● Brief
The full listing, excluding its pictures, should be printed exactly as it stands.

--------------------------------

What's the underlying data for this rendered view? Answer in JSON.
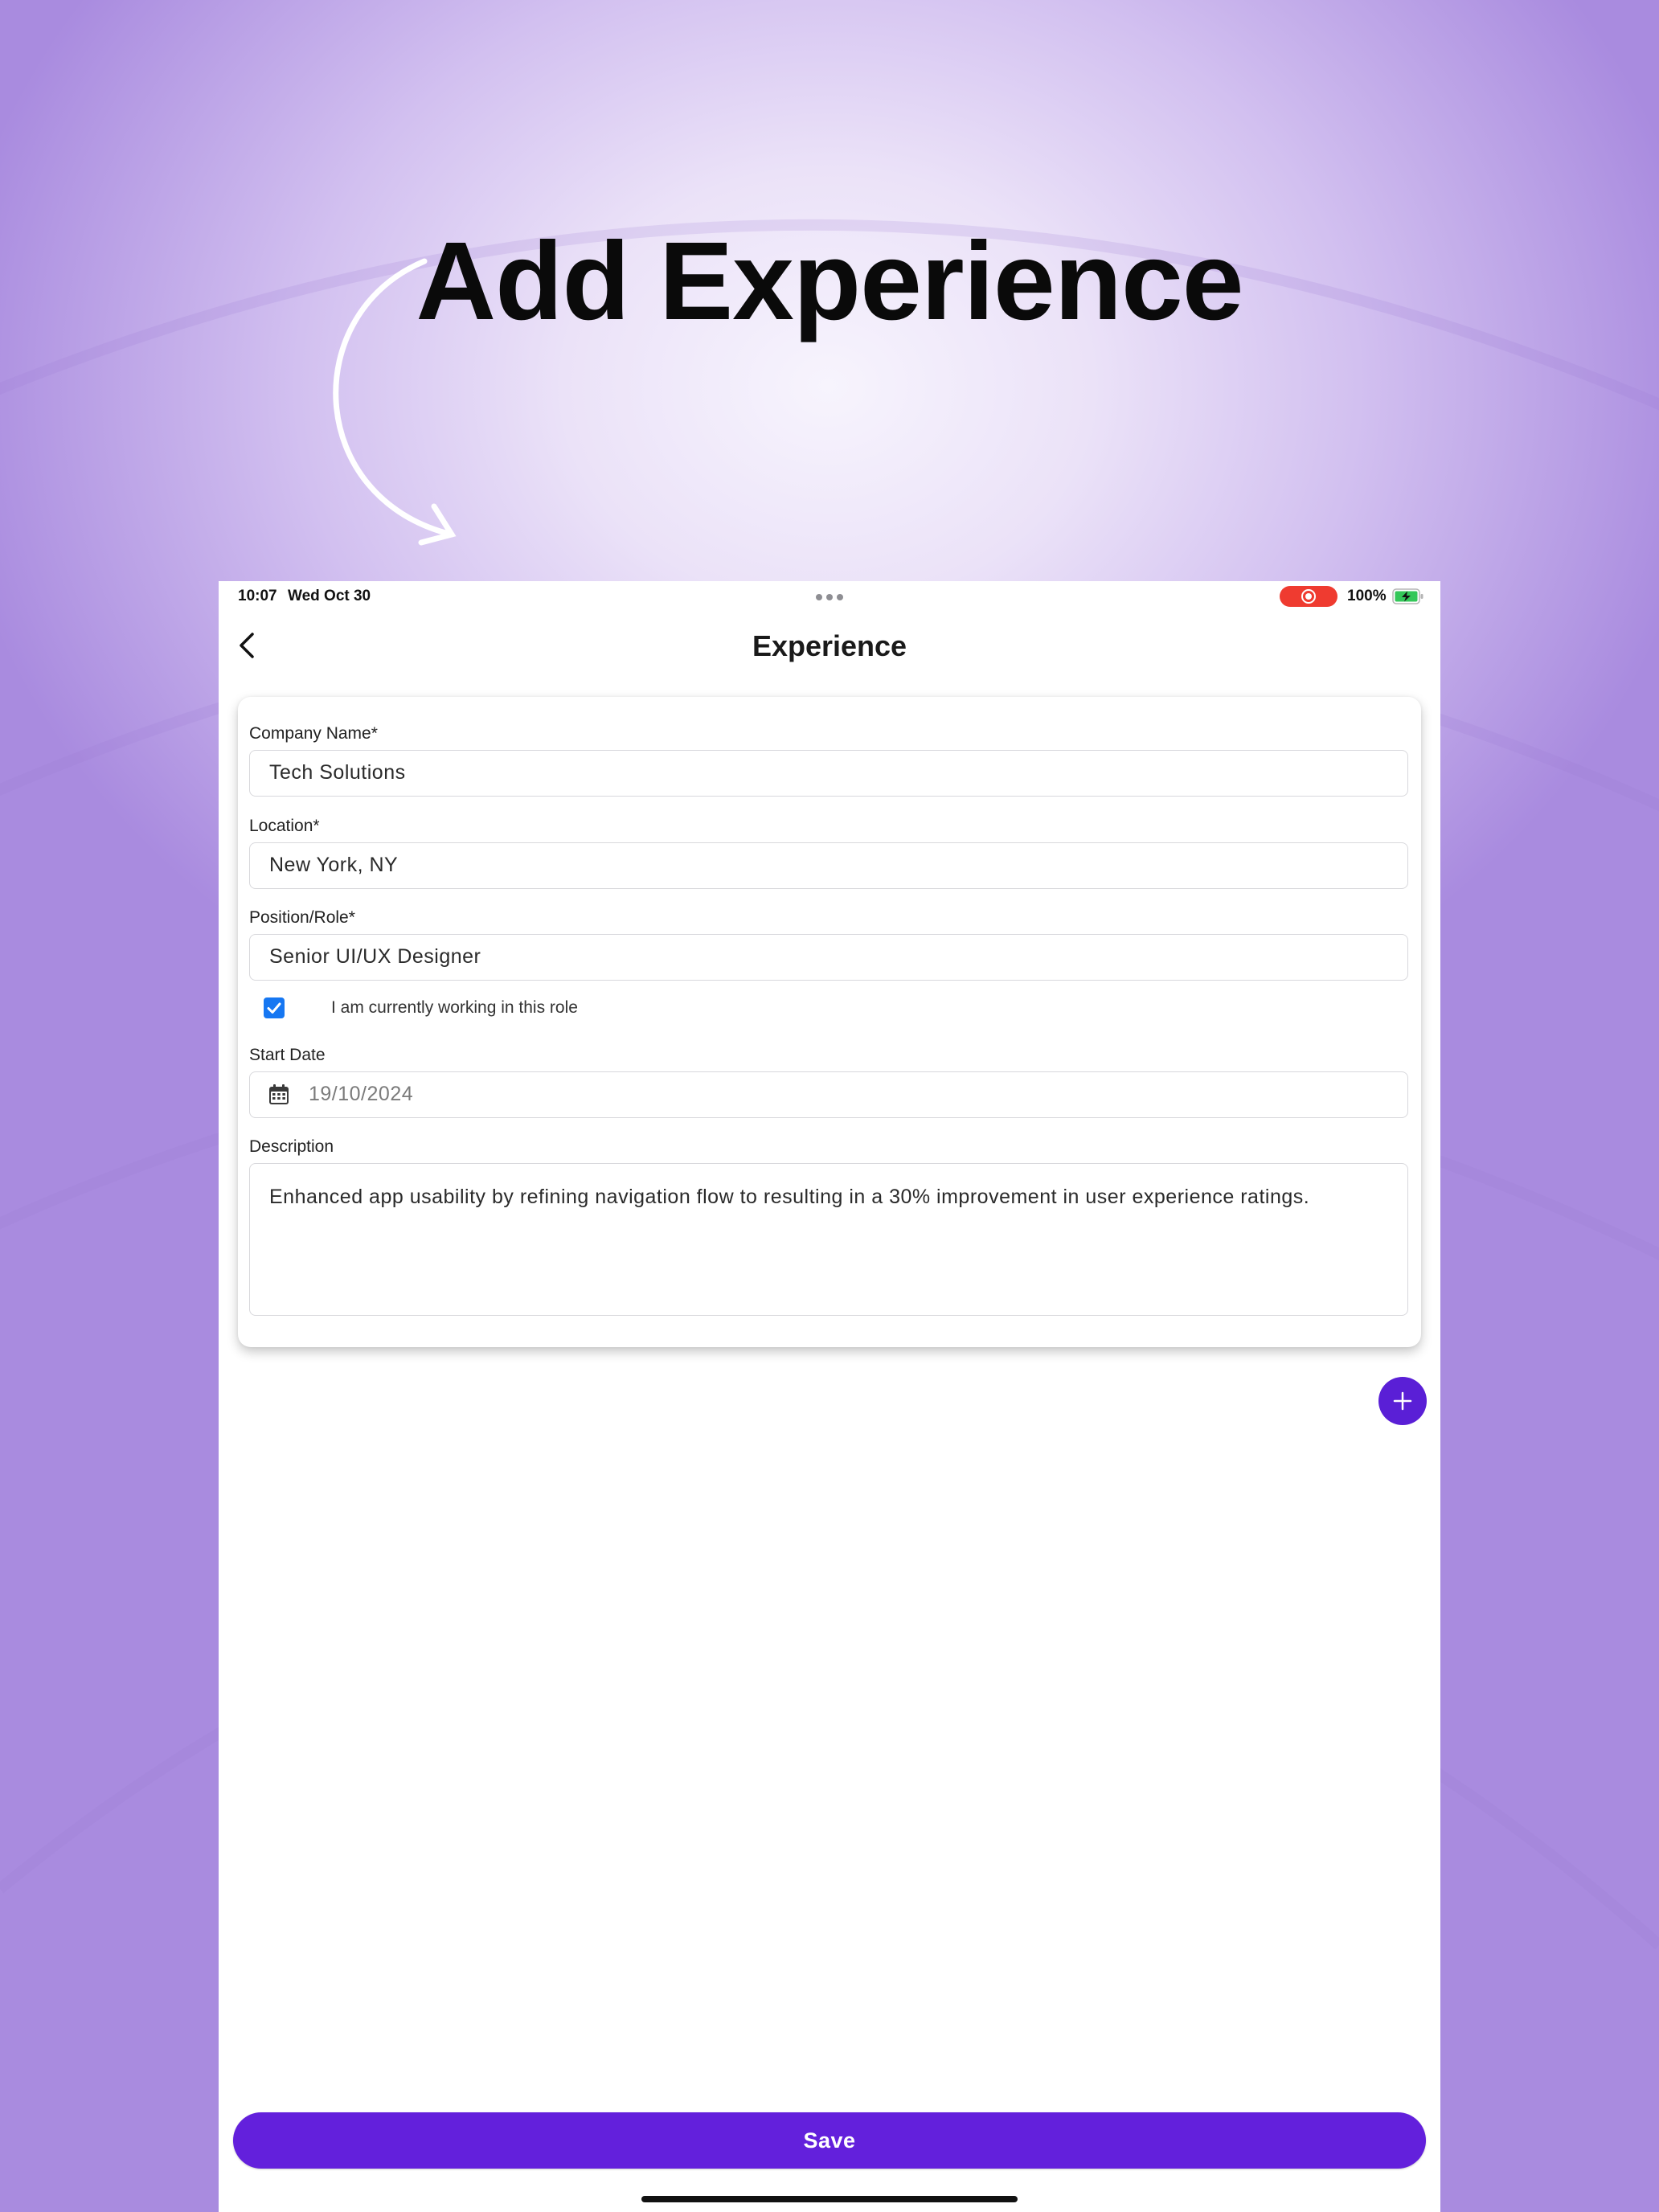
{
  "headline": "Add Experience",
  "status_bar": {
    "time": "10:07",
    "date": "Wed Oct 30",
    "battery": "100%"
  },
  "nav": {
    "title": "Experience",
    "back_icon": "chevron-left-icon"
  },
  "form": {
    "company": {
      "label": "Company Name*",
      "value": "Tech Solutions"
    },
    "location": {
      "label": "Location*",
      "value": "New York, NY"
    },
    "position": {
      "label": "Position/Role*",
      "value": "Senior UI/UX Designer"
    },
    "current_role": {
      "label": "I am currently working in this role",
      "checked": true
    },
    "start_date": {
      "label": "Start Date",
      "value": "19/10/2024",
      "icon": "calendar-icon"
    },
    "description": {
      "label": "Description",
      "value": "Enhanced app usability by refining navigation flow to resulting in a 30% improvement in user experience ratings."
    }
  },
  "add_button_icon": "plus-icon",
  "save_label": "Save",
  "colors": {
    "accent": "#6320DC",
    "checkbox": "#1677F2",
    "record": "#EF3B30",
    "battery": "#34C759"
  }
}
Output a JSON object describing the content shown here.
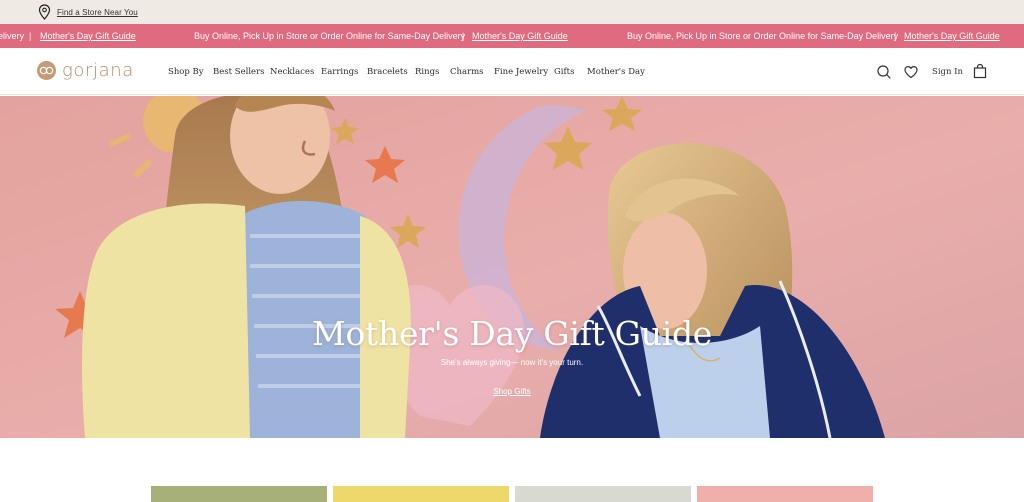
{
  "utility": {
    "store_link_label": "Find a Store Near You"
  },
  "promo": {
    "items": [
      {
        "text": "Buy Online, Pick Up in Store or Order Online for Same-Day Delivery"
      },
      {
        "link": "Mother's Day Gift Guide"
      }
    ],
    "leading_fragment": "elivery",
    "separator": "|"
  },
  "header": {
    "logo_text": "gorjana",
    "nav": [
      "Shop By",
      "Best Sellers",
      "Necklaces",
      "Earrings",
      "Bracelets",
      "Rings",
      "Charms",
      "Fine Jewelry",
      "Gifts",
      "Mother's Day"
    ],
    "sign_in_label": "Sign In"
  },
  "hero": {
    "title": "Mother's Day Gift Guide",
    "subtitle": "She's always giving— now it's your turn.",
    "cta_label": "Shop Gifts"
  },
  "colors": {
    "utility_bg": "#efebe4",
    "promo_bg": "#e06a80",
    "brand": "#b58f6c",
    "hero_bg": "#e6a6a0"
  },
  "icons": {
    "store": "location-pin-icon",
    "search": "search-icon",
    "wishlist": "heart-icon",
    "bag": "shopping-bag-icon"
  }
}
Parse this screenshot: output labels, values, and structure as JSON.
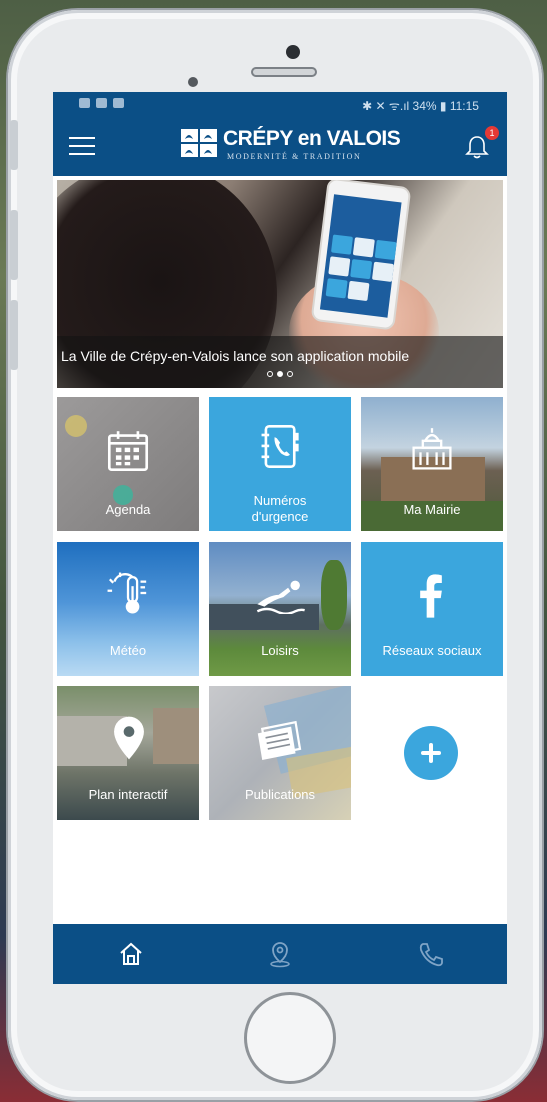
{
  "status_bar": {
    "right": "✱ ✕ ᯤ.ıl 34% ▮ 11:15"
  },
  "app_bar": {
    "logo_title": "CRÉPY en VALOIS",
    "logo_subtitle": "MODERNITÉ & TRADITION",
    "notification_count": "1"
  },
  "hero": {
    "caption": "La Ville de Crépy-en-Valois lance son application mobile",
    "slide_count": 3,
    "active_slide": 2
  },
  "tiles": [
    {
      "label": "Agenda",
      "icon": "calendar-icon"
    },
    {
      "label": "Numéros d'urgence",
      "icon": "phonebook-icon"
    },
    {
      "label": "Ma Mairie",
      "icon": "town-hall-icon"
    },
    {
      "label": "Météo",
      "icon": "weather-icon"
    },
    {
      "label": "Loisirs",
      "icon": "swimmer-icon"
    },
    {
      "label": "Réseaux sociaux",
      "icon": "facebook-icon"
    },
    {
      "label": "Plan interactif",
      "icon": "map-pin-icon"
    },
    {
      "label": "Publications",
      "icon": "newspaper-icon"
    }
  ],
  "add_tile_icon": "plus-icon",
  "bottom_nav": [
    {
      "icon": "home-icon"
    },
    {
      "icon": "location-icon"
    },
    {
      "icon": "phone-icon"
    }
  ],
  "colors": {
    "primary": "#0b4f86",
    "accent": "#3ba6dd",
    "badge": "#e53935"
  }
}
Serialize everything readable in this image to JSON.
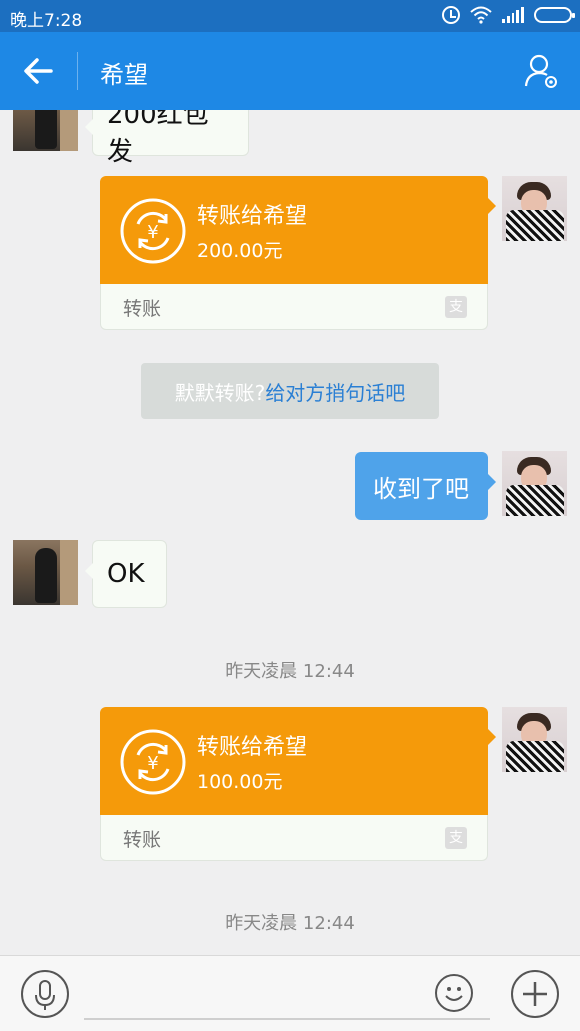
{
  "status_bar": {
    "time": "晚上7:28",
    "icons": [
      "alarm-icon",
      "wifi-icon",
      "signal-icon",
      "battery-icon"
    ]
  },
  "header": {
    "title": "希望",
    "back_icon": "arrow-left-icon",
    "settings_icon": "profile-settings-icon"
  },
  "messages": {
    "incoming_1": "200红包 发",
    "transfer_1": {
      "title": "转账给希望",
      "amount": "200.00元",
      "type": "转账"
    },
    "system": {
      "prompt": "默默转账?",
      "action": "给对方捎句话吧"
    },
    "outgoing_1": "收到了吧",
    "incoming_2": "OK",
    "timestamp_1": "昨天凌晨 12:44",
    "transfer_2": {
      "title": "转账给希望",
      "amount": "100.00元",
      "type": "转账"
    },
    "timestamp_2": "昨天凌晨 12:44"
  },
  "colors": {
    "header": "#1e88e5",
    "status_bar": "#1c6fc0",
    "transfer": "#f59a0a",
    "outgoing_bubble": "#4fa3ea",
    "link": "#2a7fd4"
  },
  "input_bar": {
    "icons": [
      "microphone-icon",
      "emoji-icon",
      "plus-icon"
    ]
  }
}
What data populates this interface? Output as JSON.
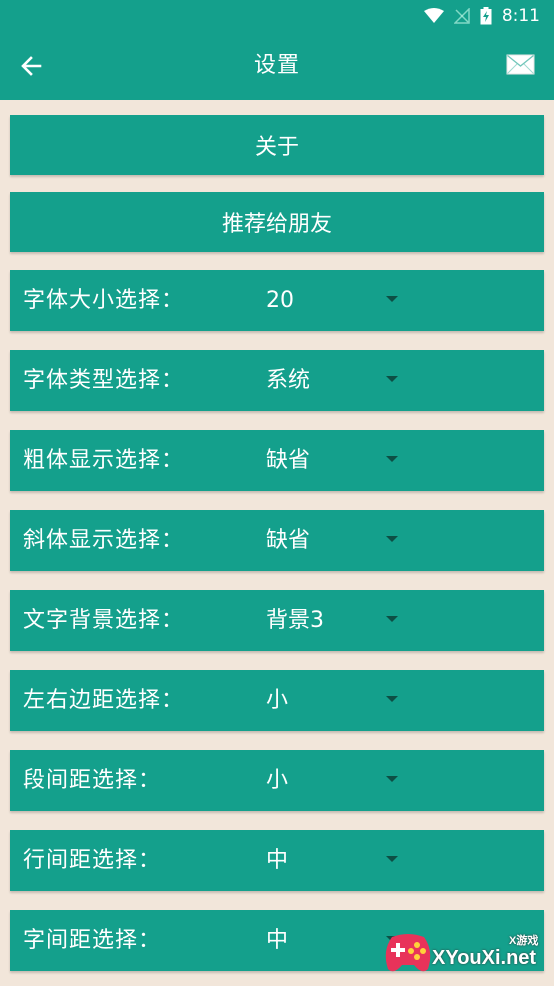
{
  "status_bar": {
    "time": "8:11",
    "icons": [
      "wifi-icon",
      "no-signal-icon",
      "battery-charging-icon"
    ]
  },
  "app_bar": {
    "title": "设置",
    "back_icon": "arrow-left-icon",
    "action_icon": "mail-icon"
  },
  "buttons": [
    {
      "label": "关于"
    },
    {
      "label": "推荐给朋友"
    }
  ],
  "settings": [
    {
      "label": "字体大小选择：",
      "value": "20"
    },
    {
      "label": "字体类型选择：",
      "value": "系统"
    },
    {
      "label": "粗体显示选择：",
      "value": "缺省"
    },
    {
      "label": "斜体显示选择：",
      "value": "缺省"
    },
    {
      "label": "文字背景选择：",
      "value": "背景3"
    },
    {
      "label": "左右边距选择：",
      "value": "小"
    },
    {
      "label": "段间距选择：",
      "value": "小"
    },
    {
      "label": "行间距选择：",
      "value": "中"
    },
    {
      "label": "字间距选择：",
      "value": "中"
    }
  ],
  "watermark": {
    "text": "XYouXi.net",
    "small_text": "X游戏"
  },
  "colors": {
    "primary": "#14a08c",
    "background": "#f2e6da",
    "arrow": "#0d4f45"
  }
}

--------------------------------

● Response area
What's the underlying data for this rendered view? Answer in JSON.
{
  "headline": "Add Experience",
  "status_bar": {
    "time": "10:07",
    "date": "Wed Oct 30",
    "battery": "100%"
  },
  "nav": {
    "title": "Experience",
    "back_icon": "chevron-left-icon"
  },
  "form": {
    "company": {
      "label": "Company Name*",
      "value": "Tech Solutions"
    },
    "location": {
      "label": "Location*",
      "value": "New York, NY"
    },
    "position": {
      "label": "Position/Role*",
      "value": "Senior UI/UX Designer"
    },
    "current_role": {
      "label": "I am currently working in this role",
      "checked": true
    },
    "start_date": {
      "label": "Start Date",
      "value": "19/10/2024",
      "icon": "calendar-icon"
    },
    "description": {
      "label": "Description",
      "value": "Enhanced app usability by refining navigation flow to resulting in a 30% improvement in user experience ratings."
    }
  },
  "add_button_icon": "plus-icon",
  "save_label": "Save",
  "colors": {
    "accent": "#6320DC",
    "checkbox": "#1677F2",
    "record": "#EF3B30",
    "battery": "#34C759"
  }
}
Output a JSON object describing the content shown here.
{
  "utility": {
    "store_link_label": "Find a Store Near You"
  },
  "promo": {
    "items": [
      {
        "text": "Buy Online, Pick Up in Store or Order Online for Same-Day Delivery"
      },
      {
        "link": "Mother's Day Gift Guide"
      }
    ],
    "leading_fragment": "elivery",
    "separator": "|"
  },
  "header": {
    "logo_text": "gorjana",
    "nav": [
      "Shop By",
      "Best Sellers",
      "Necklaces",
      "Earrings",
      "Bracelets",
      "Rings",
      "Charms",
      "Fine Jewelry",
      "Gifts",
      "Mother's Day"
    ],
    "sign_in_label": "Sign In"
  },
  "hero": {
    "title": "Mother's Day Gift Guide",
    "subtitle": "She's always giving— now it's your turn.",
    "cta_label": "Shop Gifts"
  },
  "colors": {
    "utility_bg": "#efebe4",
    "promo_bg": "#e06a80",
    "brand": "#b58f6c",
    "hero_bg": "#e6a6a0"
  },
  "icons": {
    "store": "location-pin-icon",
    "search": "search-icon",
    "wishlist": "heart-icon",
    "bag": "shopping-bag-icon"
  }
}
Parse this screenshot: output labels, values, and structure as JSON.
{
  "status_bar": {
    "right": "✱ ✕ ᯤ.ıl 34% ▮ 11:15"
  },
  "app_bar": {
    "logo_title": "CRÉPY en VALOIS",
    "logo_subtitle": "MODERNITÉ & TRADITION",
    "notification_count": "1"
  },
  "hero": {
    "caption": "La Ville de Crépy-en-Valois lance son application mobile",
    "slide_count": 3,
    "active_slide": 2
  },
  "tiles": [
    {
      "label": "Agenda",
      "icon": "calendar-icon"
    },
    {
      "label": "Numéros d'urgence",
      "icon": "phonebook-icon"
    },
    {
      "label": "Ma Mairie",
      "icon": "town-hall-icon"
    },
    {
      "label": "Météo",
      "icon": "weather-icon"
    },
    {
      "label": "Loisirs",
      "icon": "swimmer-icon"
    },
    {
      "label": "Réseaux sociaux",
      "icon": "facebook-icon"
    },
    {
      "label": "Plan interactif",
      "icon": "map-pin-icon"
    },
    {
      "label": "Publications",
      "icon": "newspaper-icon"
    }
  ],
  "add_tile_icon": "plus-icon",
  "bottom_nav": [
    {
      "icon": "home-icon"
    },
    {
      "icon": "location-icon"
    },
    {
      "icon": "phone-icon"
    }
  ],
  "colors": {
    "primary": "#0b4f86",
    "accent": "#3ba6dd",
    "badge": "#e53935"
  }
}
Serialize everything readable in this image to JSON.
{
  "status_bar": {
    "time": "晚上7:28",
    "icons": [
      "alarm-icon",
      "wifi-icon",
      "signal-icon",
      "battery-icon"
    ]
  },
  "header": {
    "title": "希望",
    "back_icon": "arrow-left-icon",
    "settings_icon": "profile-settings-icon"
  },
  "messages": {
    "incoming_1": "200红包 发",
    "transfer_1": {
      "title": "转账给希望",
      "amount": "200.00元",
      "type": "转账"
    },
    "system": {
      "prompt": "默默转账?",
      "action": "给对方捎句话吧"
    },
    "outgoing_1": "收到了吧",
    "incoming_2": "OK",
    "timestamp_1": "昨天凌晨 12:44",
    "transfer_2": {
      "title": "转账给希望",
      "amount": "100.00元",
      "type": "转账"
    },
    "timestamp_2": "昨天凌晨 12:44"
  },
  "colors": {
    "header": "#1e88e5",
    "status_bar": "#1c6fc0",
    "transfer": "#f59a0a",
    "outgoing_bubble": "#4fa3ea",
    "link": "#2a7fd4"
  },
  "input_bar": {
    "icons": [
      "microphone-icon",
      "emoji-icon",
      "plus-icon"
    ]
  }
}
What data populates this interface? Output as JSON.
{
  "status_bar": {
    "time": "8:11",
    "icons": [
      "wifi-icon",
      "no-signal-icon",
      "battery-charging-icon"
    ]
  },
  "app_bar": {
    "title": "设置",
    "back_icon": "arrow-left-icon",
    "action_icon": "mail-icon"
  },
  "buttons": [
    {
      "label": "关于"
    },
    {
      "label": "推荐给朋友"
    }
  ],
  "settings": [
    {
      "label": "字体大小选择：",
      "value": "20"
    },
    {
      "label": "字体类型选择：",
      "value": "系统"
    },
    {
      "label": "粗体显示选择：",
      "value": "缺省"
    },
    {
      "label": "斜体显示选择：",
      "value": "缺省"
    },
    {
      "label": "文字背景选择：",
      "value": "背景3"
    },
    {
      "label": "左右边距选择：",
      "value": "小"
    },
    {
      "label": "段间距选择：",
      "value": "小"
    },
    {
      "label": "行间距选择：",
      "value": "中"
    },
    {
      "label": "字间距选择：",
      "value": "中"
    }
  ],
  "watermark": {
    "text": "XYouXi.net",
    "small_text": "X游戏"
  },
  "colors": {
    "primary": "#14a08c",
    "background": "#f2e6da",
    "arrow": "#0d4f45"
  }
}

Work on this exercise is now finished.